Dr Maria Paula Arias
Social Media and Museum Brands as Networks: An Actor-Network Theory Study of the Manchester Art Gallery
This thesis questions the often-held passive and limited perspective of social media (technologies and audiences) in relation to museum brands. Accordingly, the thesis is driven by two main aims: to critically discuss a reconceptualisation of museum brands as actor-networks that result from the mediated and performative relationships between heterogeneous actors (including human and non-human, as well as digital and physical actors); and to explore the potential role of social media (including technologies and users) within these networks. This investigation is developed around a single case study, the Manchester Art Gallery, as it was embroiled in a mediatised debacle about its institutional purpose following an artist takeover event in 2018 — where Twitter users drove the online conversation that would later be informally dubbed ‘Nymphgate’. Using a longitudinal lens to its methodological framework of Actor-Network Theory (ANT), and drawing on a critical analysis of secondary literature, Twitter data and interviews with Gallery staff, the thesis examines the events that led up to the takeover event, and the impact that the event, its subsequent online conversation, and its legacy had to the Gallery brand network.
I am an early career researcher interested in how museums and galleries use social media. Particularly, I am interested in the ways social media platforms and their audiences are valued and, therefore, what their relationships are with the brands of such cultural institutions. Furthermore, I am interested in sociological approaches to museology and digital humanities — to this end, I am a proponent for the use of creative methodologies and mixed-methods, as well as an advocate for the mindful and ethical use of digital media in museological research. In this sense, my field of study extends from communications and marketing, to organisational management and institutional identity-making. I have academic training in a variety of social and digital research methods, including social media analysis of platforms such as Twitter and Instagram. Furthermore, I’ve had the privilege of teaching and mentoring students in undergraduate and graduate programmes at various universities in the UK, including leading and co-convening courses, as well as supervising undergrad and MA dissertations. I am currently a Lecturer in Digital Media and Enterprise at Manchester Metropolitan University.

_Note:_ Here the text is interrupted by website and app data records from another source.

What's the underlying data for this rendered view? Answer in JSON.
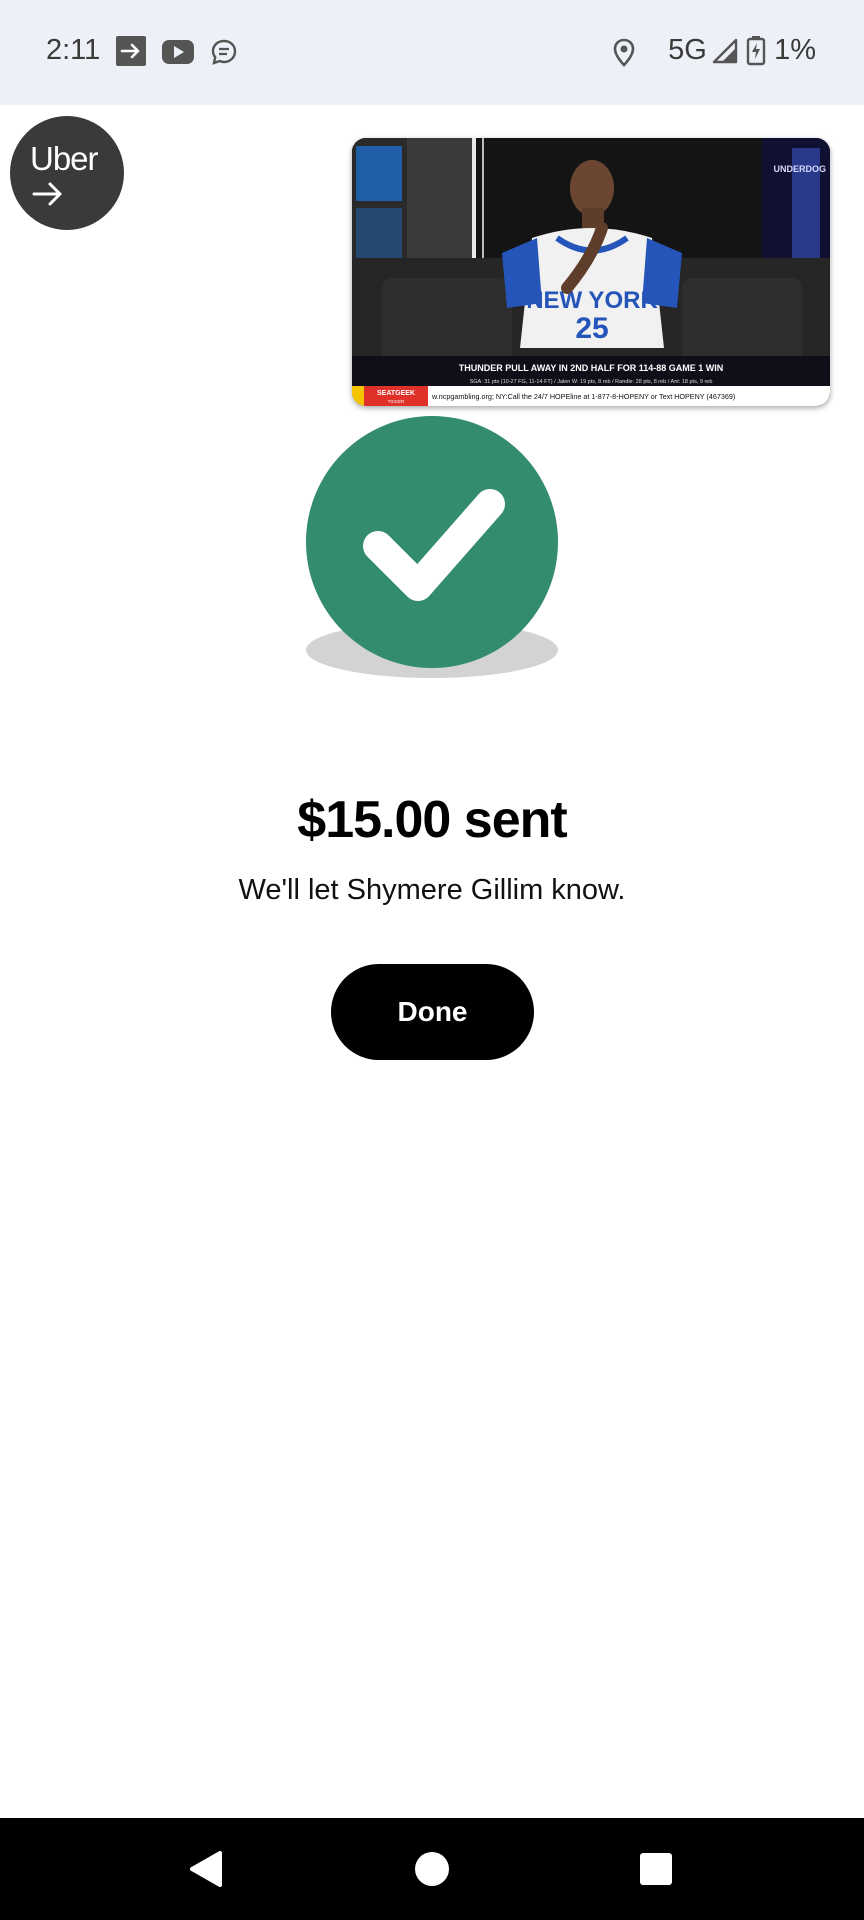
{
  "status_bar": {
    "time": "2:11",
    "network": "5G",
    "battery": "1%",
    "icons": [
      "forward-icon",
      "youtube-icon",
      "message-icon",
      "location-icon",
      "signal-icon",
      "battery-icon"
    ]
  },
  "uber_bubble": {
    "label": "Uber",
    "icon": "arrow-right-icon"
  },
  "video": {
    "jersey_text": "NEW YORK",
    "jersey_number": "25",
    "logo": "UNDERDOG",
    "headline": "THUNDER PULL AWAY IN 2ND HALF FOR 114-88 GAME 1 WIN",
    "stats_line": "SGA: 31 pts (10-27 FG, 11-14 FT) / Jalen W: 19 pts, 8 reb / Randle: 28 pts, 8 reb / Ant: 18 pts, 9 reb",
    "sponsor": "SEATGEEK",
    "sponsor_sub": "TICKER",
    "ticker": "w.ncpgambling.org; NY:Call the 24/7 HOPEline at 1-877-8-HOPENY or Text HOPENY (467369)"
  },
  "confirmation": {
    "amount_text": "$15.00 sent",
    "message": "We'll let Shymere Gillim know.",
    "done_label": "Done",
    "accent_color": "#338c6c"
  },
  "nav_bar": {
    "buttons": [
      "back-icon",
      "home-icon",
      "recents-icon"
    ]
  }
}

- ‘A Feature or a Bug: Evaluating Digital Literacy in Postgraduate Museum Studies Programmes’ (co-presented with Dr. Sarah Feinstein, University of Leeds); Centre for Critical Studies in Museums, Galleries and Heritage Live Projects Series; June 2021
- ‘Exploring a Twitter Conversation Beyond its Hashtag’; Europeana Symposium: Research and digital cultural heritage: new impact horizons; May 2021

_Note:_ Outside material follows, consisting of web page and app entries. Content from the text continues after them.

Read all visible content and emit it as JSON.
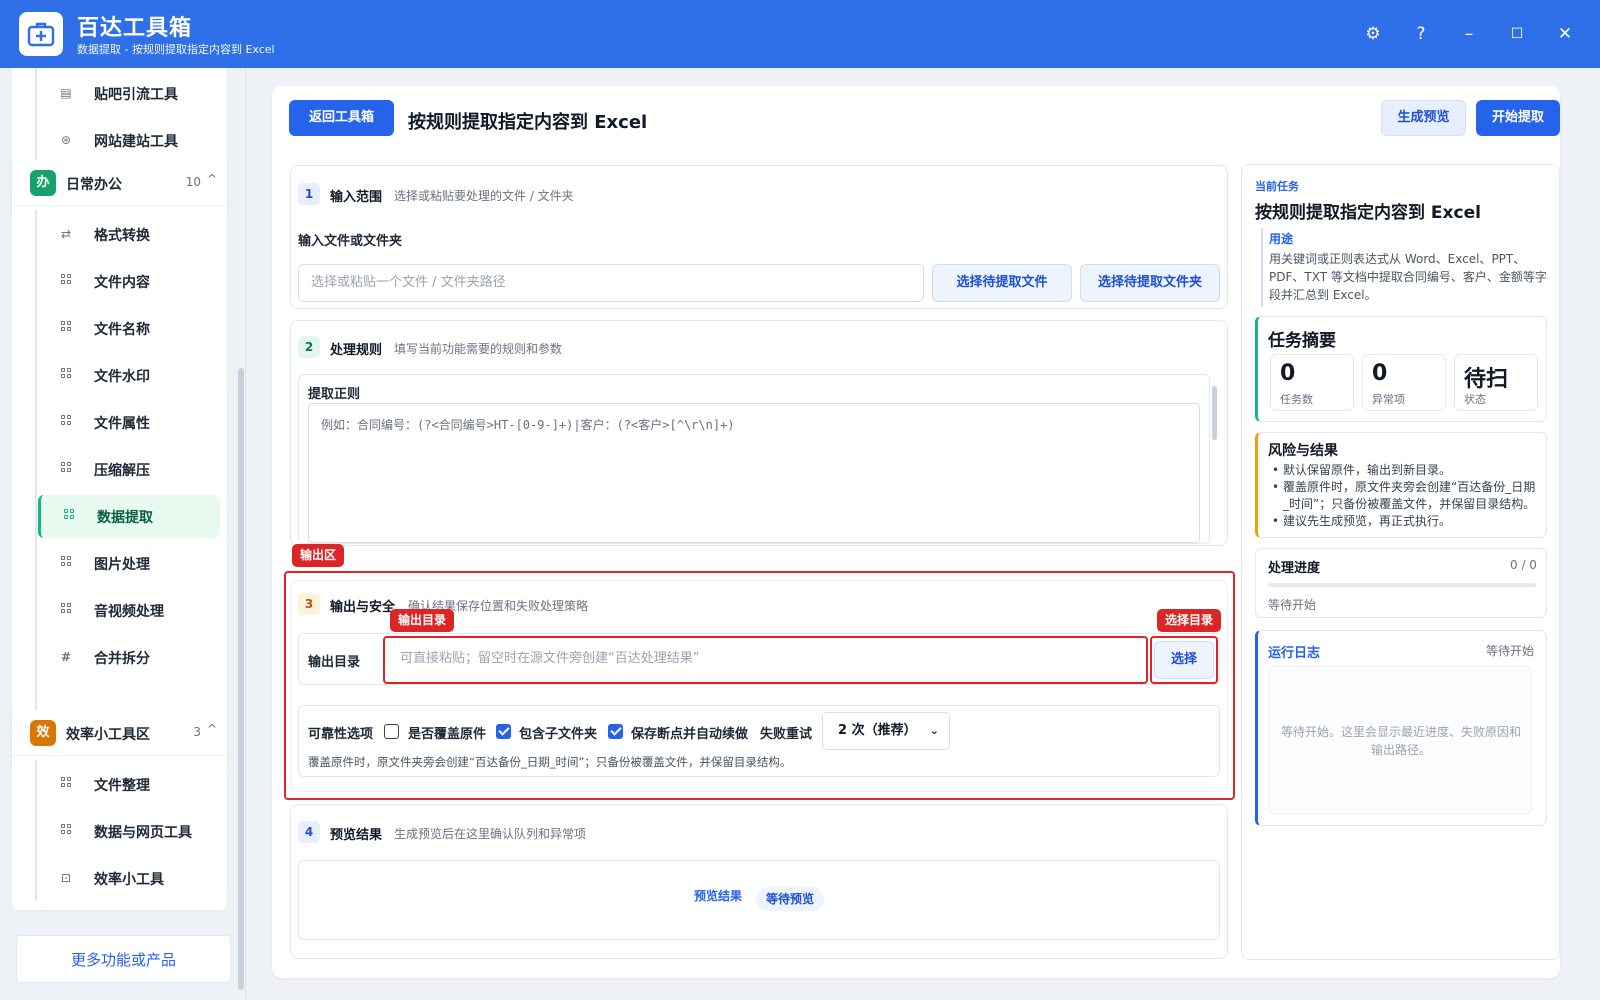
{
  "app": {
    "title": "百达工具箱",
    "subtitle": "数据提取 - 按规则提取指定内容到 Excel",
    "controls": {
      "settings": "⚙",
      "help": "?",
      "minimize": "–",
      "maximize": "☐",
      "close": "✕"
    }
  },
  "sidebar": {
    "top_items": [
      {
        "label": "贴吧引流工具",
        "icon": "document-icon"
      },
      {
        "label": "网站建站工具",
        "icon": "globe-icon"
      }
    ],
    "categories": [
      {
        "badge": "办",
        "badge_color": "#15a36b",
        "name": "日常办公",
        "count": "10",
        "caret": "^",
        "items": [
          {
            "label": "格式转换",
            "icon": "swap-icon"
          },
          {
            "label": "文件内容",
            "icon": "grid-icon"
          },
          {
            "label": "文件名称",
            "icon": "grid-icon"
          },
          {
            "label": "文件水印",
            "icon": "grid-icon"
          },
          {
            "label": "文件属性",
            "icon": "grid-icon"
          },
          {
            "label": "压缩解压",
            "icon": "grid-icon"
          },
          {
            "label": "数据提取",
            "icon": "grid-icon",
            "active": true
          },
          {
            "label": "图片处理",
            "icon": "grid-icon"
          },
          {
            "label": "音视频处理",
            "icon": "grid-icon"
          },
          {
            "label": "合并拆分",
            "icon": "hash-icon"
          }
        ]
      },
      {
        "badge": "效",
        "badge_color": "#d97706",
        "name": "效率小工具区",
        "count": "3",
        "caret": "^",
        "items": [
          {
            "label": "文件整理",
            "icon": "grid-icon"
          },
          {
            "label": "数据与网页工具",
            "icon": "grid-icon"
          },
          {
            "label": "效率小工具",
            "icon": "toolbox-icon"
          }
        ]
      }
    ],
    "more_label": "更多功能或产品"
  },
  "header": {
    "back_label": "返回工具箱",
    "title": "按规则提取指定内容到 Excel",
    "preview_label": "生成预览",
    "start_label": "开始提取"
  },
  "section1": {
    "no": "1",
    "title": "输入范围",
    "desc": "选择或粘贴要处理的文件 / 文件夹",
    "field_label": "输入文件或文件夹",
    "input_placeholder": "选择或粘贴一个文件 / 文件夹路径",
    "btn_file": "选择待提取文件",
    "btn_folder": "选择待提取文件夹"
  },
  "section2": {
    "no": "2",
    "title": "处理规则",
    "desc": "填写当前功能需要的规则和参数",
    "field_label": "提取正则",
    "textarea_placeholder": "例如：合同编号：(?<合同编号>HT-[0-9-]+)|客户：(?<客户>[^\\r\\n]+)"
  },
  "section3": {
    "tag": "输出区",
    "no": "3",
    "title": "输出与安全",
    "desc": "确认结果保存位置和失败处理策略",
    "dir_tag": "输出目录",
    "choose_tag": "选择目录",
    "dir_label": "输出目录",
    "dir_placeholder": "可直接粘贴；留空时在源文件旁创建“百达处理结果”",
    "choose_btn": "选择",
    "options_label": "可靠性选项",
    "overwrite_label": "是否覆盖原件",
    "overwrite_checked": false,
    "subfolder_label": "包含子文件夹",
    "subfolder_checked": true,
    "resume_label": "保存断点并自动续做",
    "resume_checked": true,
    "retry_label": "失败重试",
    "retry_value": "2 次（推荐）",
    "note": "覆盖原件时，原文件夹旁会创建“百达备份_日期_时间”；只备份被覆盖文件，并保留目录结构。"
  },
  "section4": {
    "no": "4",
    "title": "预览结果",
    "desc": "生成预览后在这里确认队列和异常项",
    "preview_label": "预览结果",
    "preview_badge": "等待预览"
  },
  "right_panel": {
    "current_label": "当前任务",
    "task_title": "按规则提取指定内容到 Excel",
    "usage_label": "用途",
    "usage_text": "用关键词或正则表达式从 Word、Excel、PPT、PDF、TXT 等文档中提取合同编号、客户、金额等字段并汇总到 Excel。",
    "summary_title": "任务摘要",
    "stats": [
      {
        "value": "0",
        "label": "任务数"
      },
      {
        "value": "0",
        "label": "异常项"
      },
      {
        "value": "待扫",
        "label": "状态"
      }
    ],
    "risk_title": "风险与结果",
    "risk_items": [
      "默认保留原件，输出到新目录。",
      "覆盖原件时，原文件夹旁会创建“百达备份_日期_时间”；只备份被覆盖文件，并保留目录结构。",
      "建议先生成预览，再正式执行。"
    ],
    "progress_title": "处理进度",
    "progress_count": "0 / 0",
    "progress_fraction": 0,
    "progress_status": "等待开始",
    "log_title": "运行日志",
    "log_status": "等待开始",
    "log_text": "等待开始。这里会显示最近进度、失败原因和输出路径。"
  },
  "colors": {
    "primary": "#2f6fe8",
    "accent_blue": "#2563eb",
    "active_green": "#10b981",
    "highlight_red": "#dc2626",
    "warning_orange": "#f59e0b"
  }
}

- ‘From Museum Studies Programmes to Museum’s Hiring Pools: Evaluating digital literacy and skills taught in higher-education courses’ (co-presented with Dr. Sarah Feinstein, University of Leeds); Museum Computer Network (MCN); November 2020
- ‘Re-assembling the Manchester Art Gallery Brand Network after a Twitter Event’; 5th AIMAC Doctoral Symposium; September 2020

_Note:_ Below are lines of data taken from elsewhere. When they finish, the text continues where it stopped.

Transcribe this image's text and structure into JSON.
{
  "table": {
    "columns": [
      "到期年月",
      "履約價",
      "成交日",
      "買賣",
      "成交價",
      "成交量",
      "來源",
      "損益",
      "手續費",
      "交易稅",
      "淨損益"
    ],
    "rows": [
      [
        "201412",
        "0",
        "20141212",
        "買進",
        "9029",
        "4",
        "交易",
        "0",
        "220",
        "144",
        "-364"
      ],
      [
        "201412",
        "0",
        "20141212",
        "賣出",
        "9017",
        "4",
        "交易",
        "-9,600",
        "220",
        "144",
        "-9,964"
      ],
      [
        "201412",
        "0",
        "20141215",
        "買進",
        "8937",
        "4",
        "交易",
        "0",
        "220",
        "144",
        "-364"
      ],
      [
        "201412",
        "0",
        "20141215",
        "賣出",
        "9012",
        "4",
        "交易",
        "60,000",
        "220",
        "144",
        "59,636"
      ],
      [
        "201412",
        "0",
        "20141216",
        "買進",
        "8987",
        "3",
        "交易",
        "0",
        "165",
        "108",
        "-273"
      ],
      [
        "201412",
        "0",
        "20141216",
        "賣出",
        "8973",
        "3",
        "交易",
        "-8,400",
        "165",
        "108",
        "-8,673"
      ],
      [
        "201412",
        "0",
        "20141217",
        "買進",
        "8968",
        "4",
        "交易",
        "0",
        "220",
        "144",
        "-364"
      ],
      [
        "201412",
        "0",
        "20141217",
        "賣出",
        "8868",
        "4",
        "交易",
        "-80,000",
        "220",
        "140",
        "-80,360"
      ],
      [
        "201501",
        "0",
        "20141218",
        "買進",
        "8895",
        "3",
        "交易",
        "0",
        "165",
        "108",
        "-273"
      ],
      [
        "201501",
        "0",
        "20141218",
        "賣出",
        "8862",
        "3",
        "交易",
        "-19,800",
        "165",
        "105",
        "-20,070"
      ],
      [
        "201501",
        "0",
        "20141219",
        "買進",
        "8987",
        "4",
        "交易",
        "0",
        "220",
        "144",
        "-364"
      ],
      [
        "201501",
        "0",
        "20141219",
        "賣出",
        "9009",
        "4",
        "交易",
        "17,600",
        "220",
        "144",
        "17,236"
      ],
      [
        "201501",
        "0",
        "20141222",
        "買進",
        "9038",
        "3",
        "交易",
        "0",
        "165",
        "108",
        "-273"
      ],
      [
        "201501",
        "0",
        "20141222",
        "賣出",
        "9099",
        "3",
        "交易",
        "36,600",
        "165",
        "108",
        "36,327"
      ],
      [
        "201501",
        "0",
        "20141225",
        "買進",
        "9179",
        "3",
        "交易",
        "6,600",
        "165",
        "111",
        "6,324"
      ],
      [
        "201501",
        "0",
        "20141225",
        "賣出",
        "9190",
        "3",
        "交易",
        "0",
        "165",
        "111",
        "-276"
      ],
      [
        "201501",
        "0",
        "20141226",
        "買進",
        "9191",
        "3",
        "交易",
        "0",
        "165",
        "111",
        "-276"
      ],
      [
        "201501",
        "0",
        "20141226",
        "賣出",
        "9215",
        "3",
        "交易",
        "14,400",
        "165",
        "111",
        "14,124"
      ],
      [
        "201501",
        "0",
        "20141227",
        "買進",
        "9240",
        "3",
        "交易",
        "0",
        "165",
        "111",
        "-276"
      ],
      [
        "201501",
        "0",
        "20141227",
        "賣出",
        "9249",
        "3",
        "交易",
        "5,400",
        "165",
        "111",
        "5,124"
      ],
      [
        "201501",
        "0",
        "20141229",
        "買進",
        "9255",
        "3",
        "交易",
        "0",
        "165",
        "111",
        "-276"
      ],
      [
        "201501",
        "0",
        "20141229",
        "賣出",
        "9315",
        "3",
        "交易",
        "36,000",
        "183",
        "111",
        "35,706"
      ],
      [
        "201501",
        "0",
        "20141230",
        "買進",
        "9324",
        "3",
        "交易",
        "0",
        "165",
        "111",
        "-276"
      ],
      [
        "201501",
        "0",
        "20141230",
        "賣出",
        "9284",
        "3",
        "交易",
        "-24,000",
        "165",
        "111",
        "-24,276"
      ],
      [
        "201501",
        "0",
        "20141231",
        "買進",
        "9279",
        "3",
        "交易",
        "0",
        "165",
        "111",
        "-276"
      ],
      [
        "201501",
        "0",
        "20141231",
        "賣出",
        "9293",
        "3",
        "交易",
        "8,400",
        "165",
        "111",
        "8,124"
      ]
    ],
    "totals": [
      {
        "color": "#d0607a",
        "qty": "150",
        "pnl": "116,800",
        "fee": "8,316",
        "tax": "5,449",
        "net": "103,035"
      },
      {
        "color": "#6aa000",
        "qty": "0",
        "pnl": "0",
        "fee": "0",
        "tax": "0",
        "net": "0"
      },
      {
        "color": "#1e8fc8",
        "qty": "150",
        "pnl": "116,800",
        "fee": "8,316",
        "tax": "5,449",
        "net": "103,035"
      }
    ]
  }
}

- ‘From takeover to debacle: An analysis of the Nympghate network using Twitter’; Association of Critical Heritage Studies; August 2020
- ‘Nymphgate: A Case Study of Online Participation Gone Awry’; Participatory Cultures Symposium; Cancelled due to COVID-19 outbreak
- ‘Ethical considerations of social media research in and for museums’; Ethics of Using Digital Media in Arts and Humanities Research; February 2019
- ‘Using social media data for practical research’; MuseWeb; April 2019
- ‘Framing ‘Nymphgate’ online: an analysis of social media reactions’ (co-presented with Martin Grimes, Manchester Art Gallery); November 2018
- ‘Instagram Trends: Visual Narratives of Embodied Experiences at the Museum of Islamic Art’; Museums and the Web; April 2018
- ‘Visual Narratives- Museum Visiting Experience on Instagram’; Researching Digital Cultural Heritage; November 2017
- ‘Visual Trends: Decoding the Visiting Experience at the Museum of Islamic Art in Doha, Qatar’; Museums in Arabia; October 2017
- ‘Instagram Images and Performative Memories’; Inclusive Museum Conference; September 2017
Arias, M. P. (2020) From takeover to debacle: An analysis of the Nympghate network using Twitter data. Museum and Society. 18 (2), 132–150. Available from: https://journals.le.ac.uk/ojs1/index.php/mas/article/view/3275
- Arias, M.P. 2018. Instagram Trends: Visual Narratives of Embodied Experiences at the Museum of Islamic Art Museums and the Web MW18. https://mw18.mwconf.org/paper/instagram-trends-visual-narratives-of-embodied-experiences-at-the-museum-of-islamic-art/.